Provide only the number of lines in the following data that contain "Patient".

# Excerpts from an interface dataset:
----

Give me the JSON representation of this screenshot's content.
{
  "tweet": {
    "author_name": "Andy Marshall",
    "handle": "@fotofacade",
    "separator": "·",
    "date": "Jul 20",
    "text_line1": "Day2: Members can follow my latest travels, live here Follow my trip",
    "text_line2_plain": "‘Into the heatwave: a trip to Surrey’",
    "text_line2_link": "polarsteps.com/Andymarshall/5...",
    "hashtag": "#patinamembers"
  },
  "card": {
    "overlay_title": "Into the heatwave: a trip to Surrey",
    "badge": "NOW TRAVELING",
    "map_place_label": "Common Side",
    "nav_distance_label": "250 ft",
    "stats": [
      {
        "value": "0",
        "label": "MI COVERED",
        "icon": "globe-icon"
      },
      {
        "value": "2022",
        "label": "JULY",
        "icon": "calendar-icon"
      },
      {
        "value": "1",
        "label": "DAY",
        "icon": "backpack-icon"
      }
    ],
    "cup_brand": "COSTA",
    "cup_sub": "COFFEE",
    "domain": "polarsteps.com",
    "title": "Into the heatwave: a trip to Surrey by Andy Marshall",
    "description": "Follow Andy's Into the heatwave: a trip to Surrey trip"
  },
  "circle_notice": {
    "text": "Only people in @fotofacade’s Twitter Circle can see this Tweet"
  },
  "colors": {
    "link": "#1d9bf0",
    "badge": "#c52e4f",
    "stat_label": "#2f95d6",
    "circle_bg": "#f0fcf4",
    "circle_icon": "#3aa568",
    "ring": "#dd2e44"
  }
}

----

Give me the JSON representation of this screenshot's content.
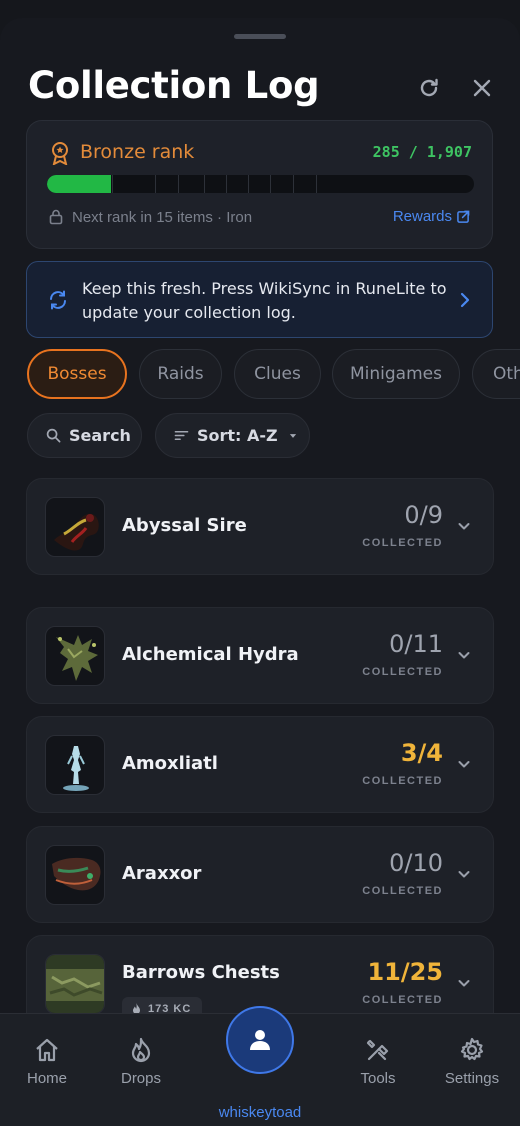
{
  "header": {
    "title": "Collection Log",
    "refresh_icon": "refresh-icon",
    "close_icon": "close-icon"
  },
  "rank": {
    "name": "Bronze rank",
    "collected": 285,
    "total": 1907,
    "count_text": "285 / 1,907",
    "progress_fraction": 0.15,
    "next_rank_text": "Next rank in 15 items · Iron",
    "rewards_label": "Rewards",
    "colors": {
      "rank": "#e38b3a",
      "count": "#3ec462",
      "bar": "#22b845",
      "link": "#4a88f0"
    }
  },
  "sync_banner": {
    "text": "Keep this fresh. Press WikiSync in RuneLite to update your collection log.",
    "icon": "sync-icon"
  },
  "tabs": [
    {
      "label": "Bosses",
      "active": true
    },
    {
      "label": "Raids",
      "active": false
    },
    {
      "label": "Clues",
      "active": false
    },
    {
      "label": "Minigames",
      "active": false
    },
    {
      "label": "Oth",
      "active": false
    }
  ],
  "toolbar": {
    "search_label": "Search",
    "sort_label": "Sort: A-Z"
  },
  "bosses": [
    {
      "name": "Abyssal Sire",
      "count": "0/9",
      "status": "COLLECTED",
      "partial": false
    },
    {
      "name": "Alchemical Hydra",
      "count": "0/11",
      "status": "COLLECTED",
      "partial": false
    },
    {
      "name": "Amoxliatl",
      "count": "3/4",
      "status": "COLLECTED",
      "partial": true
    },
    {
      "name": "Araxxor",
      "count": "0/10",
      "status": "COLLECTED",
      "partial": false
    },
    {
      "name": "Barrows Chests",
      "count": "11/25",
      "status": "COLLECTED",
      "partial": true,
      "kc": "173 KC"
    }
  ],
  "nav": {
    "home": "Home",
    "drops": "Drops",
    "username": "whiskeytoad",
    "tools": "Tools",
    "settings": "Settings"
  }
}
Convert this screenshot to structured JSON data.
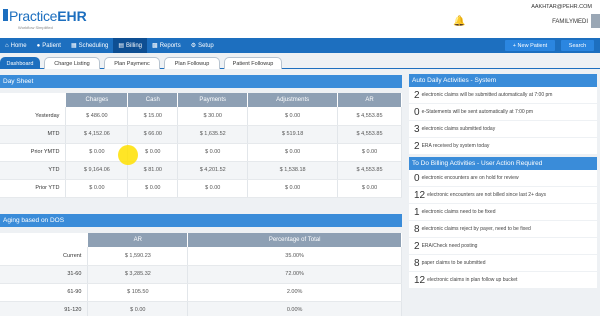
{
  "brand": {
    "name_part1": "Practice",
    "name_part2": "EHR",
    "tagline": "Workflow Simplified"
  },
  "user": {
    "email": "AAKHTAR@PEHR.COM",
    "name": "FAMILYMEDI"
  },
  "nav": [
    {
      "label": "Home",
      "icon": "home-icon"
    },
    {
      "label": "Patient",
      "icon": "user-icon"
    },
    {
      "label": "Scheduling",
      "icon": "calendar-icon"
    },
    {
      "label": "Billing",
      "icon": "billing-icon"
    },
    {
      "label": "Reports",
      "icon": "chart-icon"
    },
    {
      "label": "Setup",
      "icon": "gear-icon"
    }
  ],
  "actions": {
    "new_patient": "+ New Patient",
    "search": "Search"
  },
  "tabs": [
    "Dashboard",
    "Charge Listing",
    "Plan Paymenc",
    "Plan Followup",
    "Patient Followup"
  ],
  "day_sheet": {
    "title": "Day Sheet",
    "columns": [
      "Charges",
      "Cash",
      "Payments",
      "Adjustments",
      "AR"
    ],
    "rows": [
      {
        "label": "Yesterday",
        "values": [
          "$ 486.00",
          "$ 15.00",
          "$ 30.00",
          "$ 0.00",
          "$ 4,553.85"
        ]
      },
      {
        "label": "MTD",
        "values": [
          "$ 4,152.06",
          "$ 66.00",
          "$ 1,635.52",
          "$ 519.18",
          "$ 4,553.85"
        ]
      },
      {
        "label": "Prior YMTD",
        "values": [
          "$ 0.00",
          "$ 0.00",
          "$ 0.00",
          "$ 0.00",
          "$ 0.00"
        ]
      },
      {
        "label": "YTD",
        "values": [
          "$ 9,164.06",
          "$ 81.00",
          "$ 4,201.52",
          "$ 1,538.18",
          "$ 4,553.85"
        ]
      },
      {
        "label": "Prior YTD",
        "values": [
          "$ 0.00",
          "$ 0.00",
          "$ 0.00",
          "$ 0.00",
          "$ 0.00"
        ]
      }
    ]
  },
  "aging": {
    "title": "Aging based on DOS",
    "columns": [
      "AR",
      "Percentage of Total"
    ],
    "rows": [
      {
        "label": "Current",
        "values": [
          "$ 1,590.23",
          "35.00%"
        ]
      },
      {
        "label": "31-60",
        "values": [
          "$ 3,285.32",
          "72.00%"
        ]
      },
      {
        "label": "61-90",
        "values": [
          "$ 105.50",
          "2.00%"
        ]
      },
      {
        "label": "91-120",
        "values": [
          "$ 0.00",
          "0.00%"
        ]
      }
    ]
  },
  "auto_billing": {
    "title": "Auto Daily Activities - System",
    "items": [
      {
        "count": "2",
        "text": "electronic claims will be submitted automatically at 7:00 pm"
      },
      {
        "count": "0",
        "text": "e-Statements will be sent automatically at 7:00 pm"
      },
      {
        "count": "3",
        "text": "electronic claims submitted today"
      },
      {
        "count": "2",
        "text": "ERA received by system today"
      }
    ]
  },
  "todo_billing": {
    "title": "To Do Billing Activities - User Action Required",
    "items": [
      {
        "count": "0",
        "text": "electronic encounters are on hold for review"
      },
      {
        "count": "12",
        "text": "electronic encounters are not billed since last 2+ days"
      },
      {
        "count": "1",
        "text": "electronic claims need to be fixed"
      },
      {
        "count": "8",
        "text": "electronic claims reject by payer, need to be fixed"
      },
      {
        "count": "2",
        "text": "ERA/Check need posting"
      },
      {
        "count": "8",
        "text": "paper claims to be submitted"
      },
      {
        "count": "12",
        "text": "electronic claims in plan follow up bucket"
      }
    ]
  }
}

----

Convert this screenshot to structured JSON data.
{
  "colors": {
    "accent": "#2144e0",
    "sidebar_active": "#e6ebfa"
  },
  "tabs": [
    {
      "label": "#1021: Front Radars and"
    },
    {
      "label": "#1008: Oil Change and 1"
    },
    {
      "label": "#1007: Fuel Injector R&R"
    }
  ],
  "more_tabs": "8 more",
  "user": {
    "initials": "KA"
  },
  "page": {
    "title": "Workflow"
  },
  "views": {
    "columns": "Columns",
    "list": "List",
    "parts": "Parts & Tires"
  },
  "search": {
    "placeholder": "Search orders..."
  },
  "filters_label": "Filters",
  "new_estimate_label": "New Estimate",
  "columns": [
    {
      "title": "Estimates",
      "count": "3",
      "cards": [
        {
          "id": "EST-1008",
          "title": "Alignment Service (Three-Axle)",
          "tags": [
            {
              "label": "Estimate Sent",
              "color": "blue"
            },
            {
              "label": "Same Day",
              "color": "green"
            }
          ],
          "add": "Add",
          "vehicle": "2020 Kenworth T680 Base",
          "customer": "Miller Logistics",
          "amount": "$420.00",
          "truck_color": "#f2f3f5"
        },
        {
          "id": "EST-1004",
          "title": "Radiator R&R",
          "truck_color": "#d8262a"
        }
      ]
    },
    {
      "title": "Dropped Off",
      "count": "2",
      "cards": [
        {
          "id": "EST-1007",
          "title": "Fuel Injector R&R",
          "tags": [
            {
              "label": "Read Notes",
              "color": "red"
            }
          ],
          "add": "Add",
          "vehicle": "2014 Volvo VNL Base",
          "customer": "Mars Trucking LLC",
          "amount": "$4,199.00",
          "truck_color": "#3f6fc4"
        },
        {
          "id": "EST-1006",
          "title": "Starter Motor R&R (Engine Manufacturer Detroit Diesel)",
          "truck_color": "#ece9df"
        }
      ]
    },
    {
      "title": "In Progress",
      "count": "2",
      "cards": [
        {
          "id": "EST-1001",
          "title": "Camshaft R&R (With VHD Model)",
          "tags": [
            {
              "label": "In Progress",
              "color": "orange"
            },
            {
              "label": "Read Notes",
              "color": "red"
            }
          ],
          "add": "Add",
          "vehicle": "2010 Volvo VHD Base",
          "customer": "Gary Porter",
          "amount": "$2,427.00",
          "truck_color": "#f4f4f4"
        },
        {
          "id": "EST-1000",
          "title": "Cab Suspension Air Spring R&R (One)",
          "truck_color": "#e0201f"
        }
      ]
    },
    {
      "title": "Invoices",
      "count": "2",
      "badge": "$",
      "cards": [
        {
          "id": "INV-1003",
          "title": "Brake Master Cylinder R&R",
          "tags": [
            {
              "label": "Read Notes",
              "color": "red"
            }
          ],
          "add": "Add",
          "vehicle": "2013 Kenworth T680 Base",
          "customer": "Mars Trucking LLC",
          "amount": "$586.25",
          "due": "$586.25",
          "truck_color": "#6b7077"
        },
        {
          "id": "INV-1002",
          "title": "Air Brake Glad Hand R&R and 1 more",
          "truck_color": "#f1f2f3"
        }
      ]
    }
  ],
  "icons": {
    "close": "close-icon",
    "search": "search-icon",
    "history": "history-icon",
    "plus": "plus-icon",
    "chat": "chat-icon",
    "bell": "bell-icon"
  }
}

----

# Answer box:
3